▸ Supplied material:
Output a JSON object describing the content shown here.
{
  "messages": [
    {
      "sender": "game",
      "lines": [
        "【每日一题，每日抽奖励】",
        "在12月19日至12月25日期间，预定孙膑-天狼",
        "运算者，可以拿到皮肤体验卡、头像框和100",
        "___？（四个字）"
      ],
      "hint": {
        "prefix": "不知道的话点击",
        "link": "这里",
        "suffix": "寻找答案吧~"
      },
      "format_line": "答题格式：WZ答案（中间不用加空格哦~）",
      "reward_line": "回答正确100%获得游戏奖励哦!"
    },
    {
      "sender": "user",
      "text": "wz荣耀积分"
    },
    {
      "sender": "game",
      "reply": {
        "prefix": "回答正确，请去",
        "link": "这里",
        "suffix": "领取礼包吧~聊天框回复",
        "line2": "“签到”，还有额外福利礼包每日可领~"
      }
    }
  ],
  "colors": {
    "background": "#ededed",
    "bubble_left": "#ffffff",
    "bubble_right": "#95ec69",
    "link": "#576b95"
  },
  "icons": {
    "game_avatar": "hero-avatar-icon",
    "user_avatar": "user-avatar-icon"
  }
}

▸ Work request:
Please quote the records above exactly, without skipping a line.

▸ Task result:
Output a JSON object describing the content shown here.
{
  "messages": [
    {
      "sender": "game",
      "lines": [
        "【每日一题，每日抽奖励】",
        "在12月19日至12月25日期间，预定孙膑-天狼",
        "运算者，可以拿到皮肤体验卡、头像框和100",
        "___？（四个字）"
      ],
      "hint": {
        "prefix": "不知道的话点击",
        "link": "这里",
        "suffix": "寻找答案吧~"
      },
      "format_line": "答题格式：WZ答案（中间不用加空格哦~）",
      "reward_line": "回答正确100%获得游戏奖励哦!"
    },
    {
      "sender": "user",
      "text": "wz荣耀积分"
    },
    {
      "sender": "game",
      "reply": {
        "prefix": "回答正确，请去",
        "link": "这里",
        "suffix": "领取礼包吧~聊天框回复",
        "line2": "“签到”，还有额外福利礼包每日可领~"
      }
    }
  ],
  "colors": {
    "background": "#ededed",
    "bubble_left": "#ffffff",
    "bubble_right": "#95ec69",
    "link": "#576b95"
  },
  "icons": {
    "game_avatar": "hero-avatar-icon",
    "user_avatar": "user-avatar-icon"
  }
}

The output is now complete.